## EXERCISE DIRECTIONS
Which lines run from the one containing "What data populates" to the end of the records? Write them out exactly, both ends included, and nothing else.

## GIVEN INFORMATION
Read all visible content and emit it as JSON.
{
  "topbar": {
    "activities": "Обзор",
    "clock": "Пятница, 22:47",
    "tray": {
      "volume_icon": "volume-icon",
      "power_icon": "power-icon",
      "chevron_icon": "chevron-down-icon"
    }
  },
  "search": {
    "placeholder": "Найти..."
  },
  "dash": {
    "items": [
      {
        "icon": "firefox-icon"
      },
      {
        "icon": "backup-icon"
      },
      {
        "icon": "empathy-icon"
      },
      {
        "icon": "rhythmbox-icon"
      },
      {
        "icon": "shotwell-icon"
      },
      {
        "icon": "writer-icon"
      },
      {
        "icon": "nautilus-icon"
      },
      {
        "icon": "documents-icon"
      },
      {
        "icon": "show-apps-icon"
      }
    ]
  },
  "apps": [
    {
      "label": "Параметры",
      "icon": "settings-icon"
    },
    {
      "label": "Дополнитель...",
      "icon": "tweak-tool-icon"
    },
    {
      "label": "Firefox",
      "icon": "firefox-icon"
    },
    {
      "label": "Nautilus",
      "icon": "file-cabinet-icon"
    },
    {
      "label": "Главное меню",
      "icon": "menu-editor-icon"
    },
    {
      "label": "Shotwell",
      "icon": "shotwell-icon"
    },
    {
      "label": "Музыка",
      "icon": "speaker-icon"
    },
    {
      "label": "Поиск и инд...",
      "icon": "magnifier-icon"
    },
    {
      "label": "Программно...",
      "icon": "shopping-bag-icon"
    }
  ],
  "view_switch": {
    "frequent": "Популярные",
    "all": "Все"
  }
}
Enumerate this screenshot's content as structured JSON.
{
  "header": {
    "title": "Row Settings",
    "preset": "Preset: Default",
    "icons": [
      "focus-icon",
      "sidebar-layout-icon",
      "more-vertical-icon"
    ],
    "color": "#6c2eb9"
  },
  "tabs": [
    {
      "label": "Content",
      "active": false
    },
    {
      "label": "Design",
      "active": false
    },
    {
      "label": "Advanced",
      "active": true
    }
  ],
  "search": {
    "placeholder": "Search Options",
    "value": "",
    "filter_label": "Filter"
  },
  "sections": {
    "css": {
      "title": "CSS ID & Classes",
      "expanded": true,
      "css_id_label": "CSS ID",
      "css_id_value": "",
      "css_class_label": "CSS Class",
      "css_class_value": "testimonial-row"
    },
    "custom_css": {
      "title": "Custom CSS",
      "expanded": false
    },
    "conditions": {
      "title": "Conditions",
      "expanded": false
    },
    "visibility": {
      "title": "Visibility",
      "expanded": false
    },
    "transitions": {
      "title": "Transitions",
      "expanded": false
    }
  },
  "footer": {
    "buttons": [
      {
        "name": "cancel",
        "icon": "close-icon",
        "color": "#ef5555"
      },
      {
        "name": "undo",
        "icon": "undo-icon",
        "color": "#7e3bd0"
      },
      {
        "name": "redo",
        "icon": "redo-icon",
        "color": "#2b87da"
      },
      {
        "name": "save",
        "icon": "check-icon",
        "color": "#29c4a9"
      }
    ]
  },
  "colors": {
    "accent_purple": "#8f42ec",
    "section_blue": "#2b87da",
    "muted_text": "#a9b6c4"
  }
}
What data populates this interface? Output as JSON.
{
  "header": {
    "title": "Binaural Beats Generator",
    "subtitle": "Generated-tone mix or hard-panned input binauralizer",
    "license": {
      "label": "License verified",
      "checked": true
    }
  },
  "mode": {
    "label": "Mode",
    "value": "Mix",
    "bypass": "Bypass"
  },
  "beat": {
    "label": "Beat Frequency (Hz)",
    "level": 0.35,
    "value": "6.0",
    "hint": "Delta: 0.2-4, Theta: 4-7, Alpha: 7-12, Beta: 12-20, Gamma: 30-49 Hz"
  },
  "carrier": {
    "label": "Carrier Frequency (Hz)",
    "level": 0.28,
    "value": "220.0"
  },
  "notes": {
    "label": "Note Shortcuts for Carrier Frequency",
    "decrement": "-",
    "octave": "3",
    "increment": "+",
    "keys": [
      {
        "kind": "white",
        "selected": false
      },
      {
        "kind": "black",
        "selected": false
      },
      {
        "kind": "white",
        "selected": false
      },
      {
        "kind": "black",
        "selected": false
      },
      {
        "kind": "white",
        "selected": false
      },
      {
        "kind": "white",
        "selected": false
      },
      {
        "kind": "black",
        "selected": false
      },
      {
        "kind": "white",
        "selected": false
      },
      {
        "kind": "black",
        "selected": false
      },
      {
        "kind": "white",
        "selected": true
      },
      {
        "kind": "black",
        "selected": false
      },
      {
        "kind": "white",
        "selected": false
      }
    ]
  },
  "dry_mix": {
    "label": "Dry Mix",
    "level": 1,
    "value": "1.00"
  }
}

## TASK SOLUTION
What data populates this interface? Output as JSON.
{
  "header": {
    "title": "Binaural Beats Generator",
    "subtitle": "Generated-tone mix or hard-panned input binauralizer",
    "license": {
      "label": "License verified",
      "checked": true
    }
  },
  "mode": {
    "label": "Mode",
    "value": "Mix",
    "bypass": "Bypass"
  },
  "beat": {
    "label": "Beat Frequency (Hz)",
    "level": 0.35,
    "value": "6.0",
    "hint": "Delta: 0.2-4, Theta: 4-7, Alpha: 7-12, Beta: 12-20, Gamma: 30-49 Hz"
  },
  "carrier": {
    "label": "Carrier Frequency (Hz)",
    "level": 0.28,
    "value": "220.0"
  },
  "notes": {
    "label": "Note Shortcuts for Carrier Frequency",
    "decrement": "-",
    "octave": "3",
    "increment": "+",
    "keys": [
      {
        "kind": "white",
        "selected": false
      },
      {
        "kind": "black",
        "selected": false
      },
      {
        "kind": "white",
        "selected": false
      },
      {
        "kind": "black",
        "selected": false
      },
      {
        "kind": "white",
        "selected": false
      },
      {
        "kind": "white",
        "selected": false
      },
      {
        "kind": "black",
        "selected": false
      },
      {
        "kind": "white",
        "selected": false
      },
      {
        "kind": "black",
        "selected": false
      },
      {
        "kind": "white",
        "selected": true
      },
      {
        "kind": "black",
        "selected": false
      },
      {
        "kind": "white",
        "selected": false
      }
    ]
  },
  "dry_mix": {
    "label": "Dry Mix",
    "level": 1,
    "value": "1.00"
  }
}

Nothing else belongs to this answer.